TASK INSTRUCTIONS:
Within the entries below, find every line that has the string "photo", then copy it.

== INFORMATION PROVIDED

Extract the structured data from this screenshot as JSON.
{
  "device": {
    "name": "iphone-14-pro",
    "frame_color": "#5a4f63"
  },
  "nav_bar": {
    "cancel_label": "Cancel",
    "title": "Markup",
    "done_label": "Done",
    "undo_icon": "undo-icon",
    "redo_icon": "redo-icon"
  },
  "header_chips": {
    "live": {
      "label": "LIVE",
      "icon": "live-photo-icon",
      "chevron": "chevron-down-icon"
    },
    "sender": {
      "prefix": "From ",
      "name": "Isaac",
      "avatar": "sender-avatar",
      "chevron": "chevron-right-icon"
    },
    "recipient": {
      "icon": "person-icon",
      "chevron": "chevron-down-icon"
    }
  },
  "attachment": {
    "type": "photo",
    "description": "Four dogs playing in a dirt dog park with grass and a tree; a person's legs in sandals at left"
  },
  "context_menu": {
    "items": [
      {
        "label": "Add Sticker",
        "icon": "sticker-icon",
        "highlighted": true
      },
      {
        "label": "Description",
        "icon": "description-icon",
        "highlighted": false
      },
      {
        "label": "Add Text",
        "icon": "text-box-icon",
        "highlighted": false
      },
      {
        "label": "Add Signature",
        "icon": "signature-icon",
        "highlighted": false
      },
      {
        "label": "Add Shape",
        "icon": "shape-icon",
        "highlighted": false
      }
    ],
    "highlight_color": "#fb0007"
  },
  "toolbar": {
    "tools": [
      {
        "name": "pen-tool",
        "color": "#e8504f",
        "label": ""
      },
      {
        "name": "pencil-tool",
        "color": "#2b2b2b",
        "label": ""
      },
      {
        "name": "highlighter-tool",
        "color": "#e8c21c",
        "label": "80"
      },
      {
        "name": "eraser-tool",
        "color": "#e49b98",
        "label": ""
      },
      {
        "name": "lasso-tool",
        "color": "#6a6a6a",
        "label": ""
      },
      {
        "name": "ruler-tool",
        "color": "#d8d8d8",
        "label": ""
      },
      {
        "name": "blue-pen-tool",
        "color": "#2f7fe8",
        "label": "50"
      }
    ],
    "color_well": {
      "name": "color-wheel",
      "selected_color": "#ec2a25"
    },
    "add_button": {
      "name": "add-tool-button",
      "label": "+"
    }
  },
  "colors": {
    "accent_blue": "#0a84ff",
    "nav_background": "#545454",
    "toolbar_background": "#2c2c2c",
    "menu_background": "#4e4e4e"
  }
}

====
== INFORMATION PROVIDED

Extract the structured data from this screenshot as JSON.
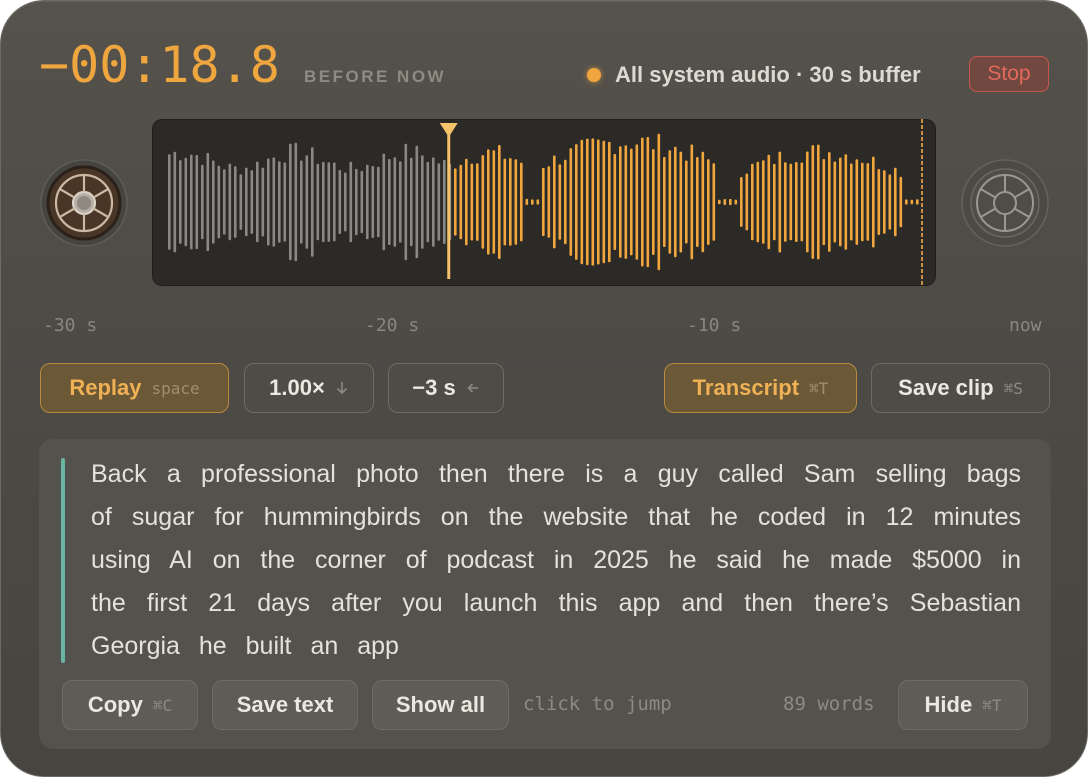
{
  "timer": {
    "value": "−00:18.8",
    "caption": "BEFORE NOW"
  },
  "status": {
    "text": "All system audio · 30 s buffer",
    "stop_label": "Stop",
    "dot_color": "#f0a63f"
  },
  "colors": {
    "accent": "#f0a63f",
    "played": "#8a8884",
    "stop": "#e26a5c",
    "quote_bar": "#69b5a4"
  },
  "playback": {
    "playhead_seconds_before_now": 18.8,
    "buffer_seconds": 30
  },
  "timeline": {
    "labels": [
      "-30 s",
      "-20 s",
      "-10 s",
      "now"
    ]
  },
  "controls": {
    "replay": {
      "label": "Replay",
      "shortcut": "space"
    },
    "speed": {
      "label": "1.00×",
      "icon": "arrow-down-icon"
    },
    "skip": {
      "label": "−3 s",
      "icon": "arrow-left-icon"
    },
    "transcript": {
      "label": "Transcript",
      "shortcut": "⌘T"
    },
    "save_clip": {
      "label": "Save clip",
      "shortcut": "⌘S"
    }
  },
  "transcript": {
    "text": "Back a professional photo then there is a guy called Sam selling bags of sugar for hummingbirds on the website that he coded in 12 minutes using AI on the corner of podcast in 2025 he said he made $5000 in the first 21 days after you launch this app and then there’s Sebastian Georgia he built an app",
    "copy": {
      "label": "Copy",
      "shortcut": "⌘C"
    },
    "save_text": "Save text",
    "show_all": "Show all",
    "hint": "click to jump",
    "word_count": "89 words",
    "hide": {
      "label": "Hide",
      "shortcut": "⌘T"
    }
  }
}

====
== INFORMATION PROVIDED

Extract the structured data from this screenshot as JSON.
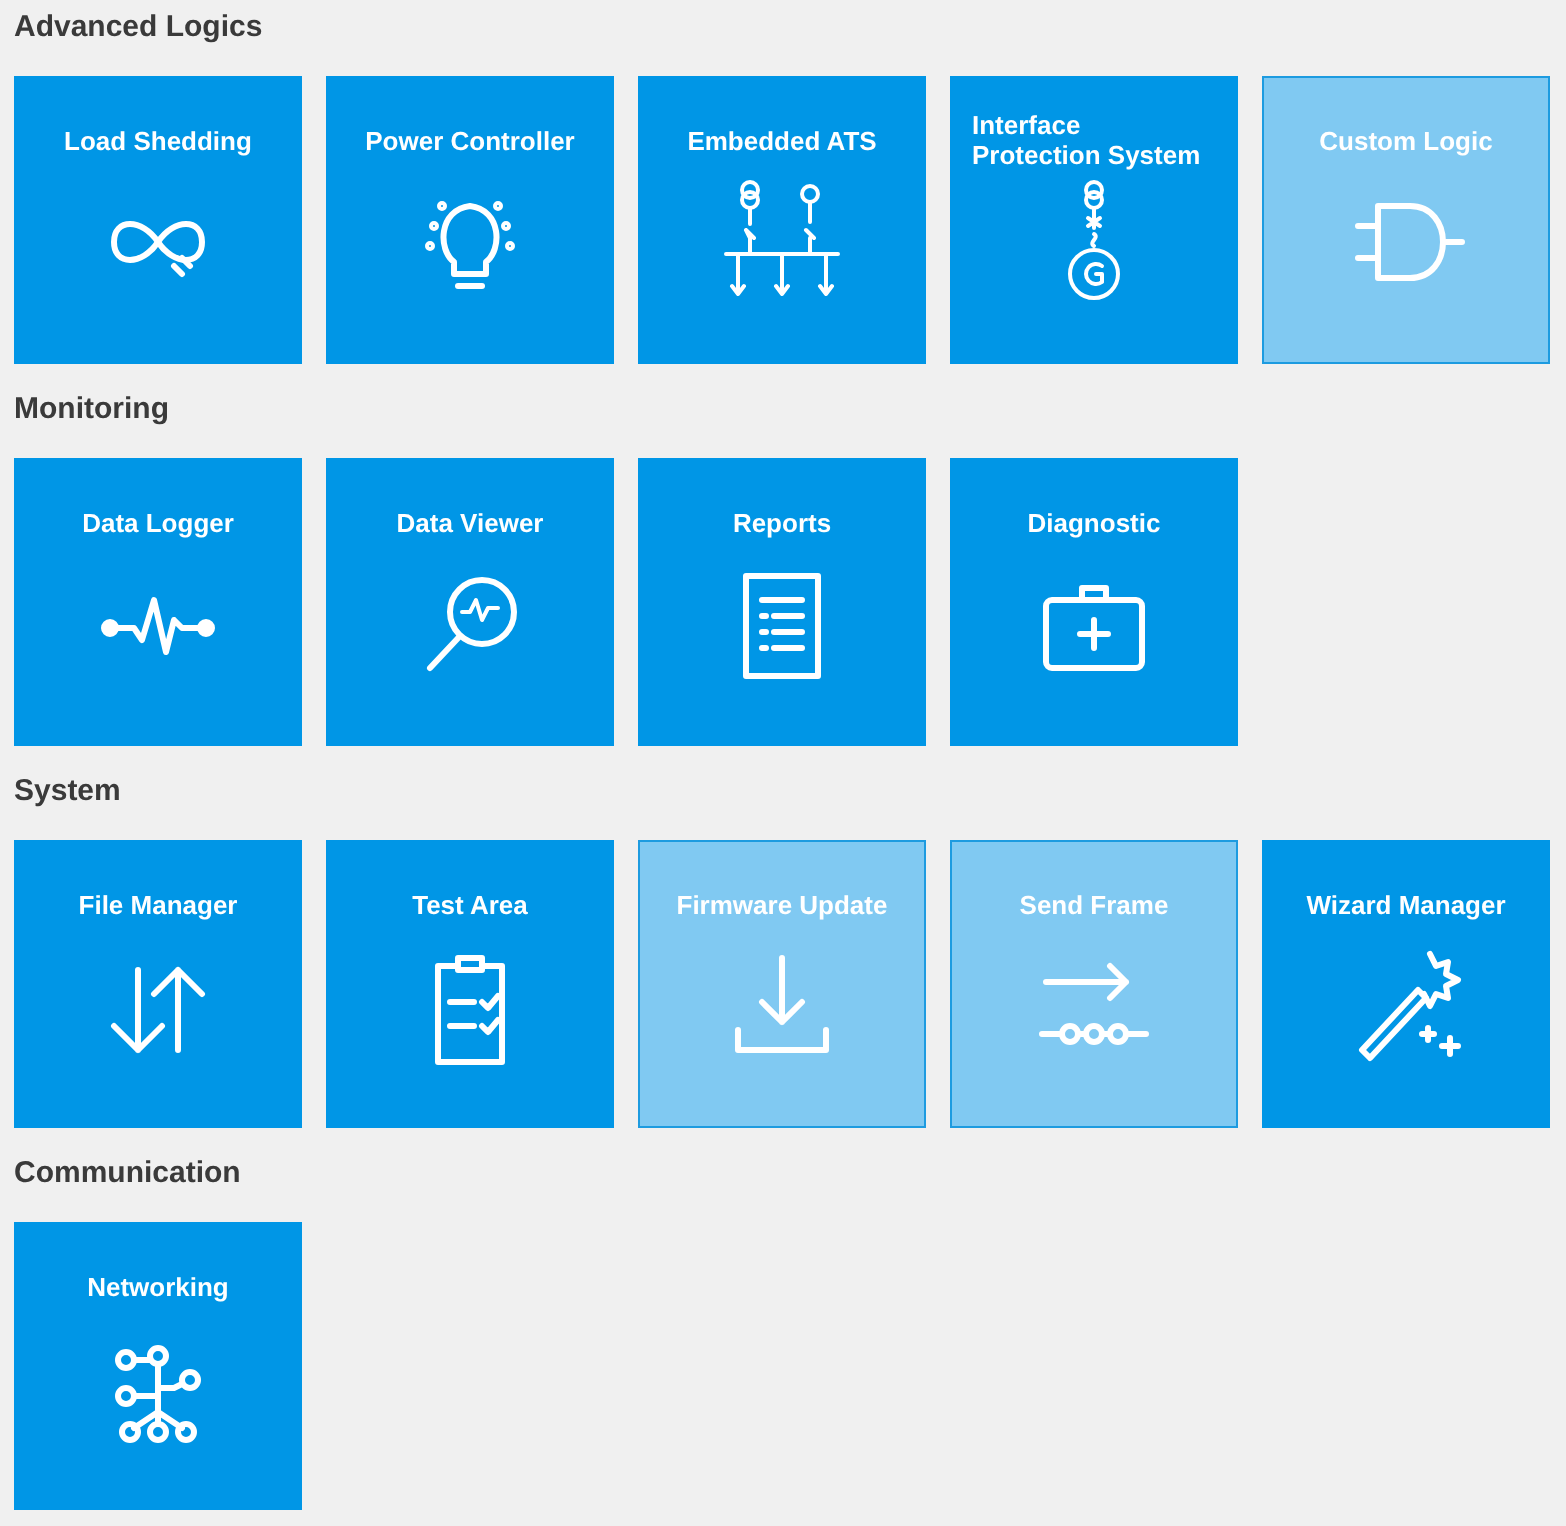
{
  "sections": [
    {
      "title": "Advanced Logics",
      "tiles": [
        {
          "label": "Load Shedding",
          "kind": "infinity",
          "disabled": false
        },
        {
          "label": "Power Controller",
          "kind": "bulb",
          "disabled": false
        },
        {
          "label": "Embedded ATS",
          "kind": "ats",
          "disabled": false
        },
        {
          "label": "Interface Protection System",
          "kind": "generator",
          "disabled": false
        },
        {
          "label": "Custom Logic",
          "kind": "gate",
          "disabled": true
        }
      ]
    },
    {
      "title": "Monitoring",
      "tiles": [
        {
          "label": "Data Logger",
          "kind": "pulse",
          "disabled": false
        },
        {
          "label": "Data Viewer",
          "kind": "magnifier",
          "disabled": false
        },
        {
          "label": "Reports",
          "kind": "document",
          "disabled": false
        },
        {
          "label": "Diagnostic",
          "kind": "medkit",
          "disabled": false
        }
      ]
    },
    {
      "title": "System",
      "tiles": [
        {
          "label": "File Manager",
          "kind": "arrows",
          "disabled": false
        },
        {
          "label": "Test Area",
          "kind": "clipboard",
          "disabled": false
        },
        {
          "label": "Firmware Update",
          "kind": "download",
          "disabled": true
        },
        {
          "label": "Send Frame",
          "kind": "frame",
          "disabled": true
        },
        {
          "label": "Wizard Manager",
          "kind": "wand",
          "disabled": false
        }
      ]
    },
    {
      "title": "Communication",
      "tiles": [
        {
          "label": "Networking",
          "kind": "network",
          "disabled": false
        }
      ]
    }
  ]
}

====

TASK SOLUTION:
      "icon": "live-photo-icon",
    "type": "photo",
    "text": "Back a professional photo then there is a guy called Sam selling bags of sugar for hummingbirds on the website that he coded in 12 minutes using AI on the corner of podcast in 2025 he said he made $5000 in the first 21 days after you launch this app and then there’s Sebastian Georgia he built an app",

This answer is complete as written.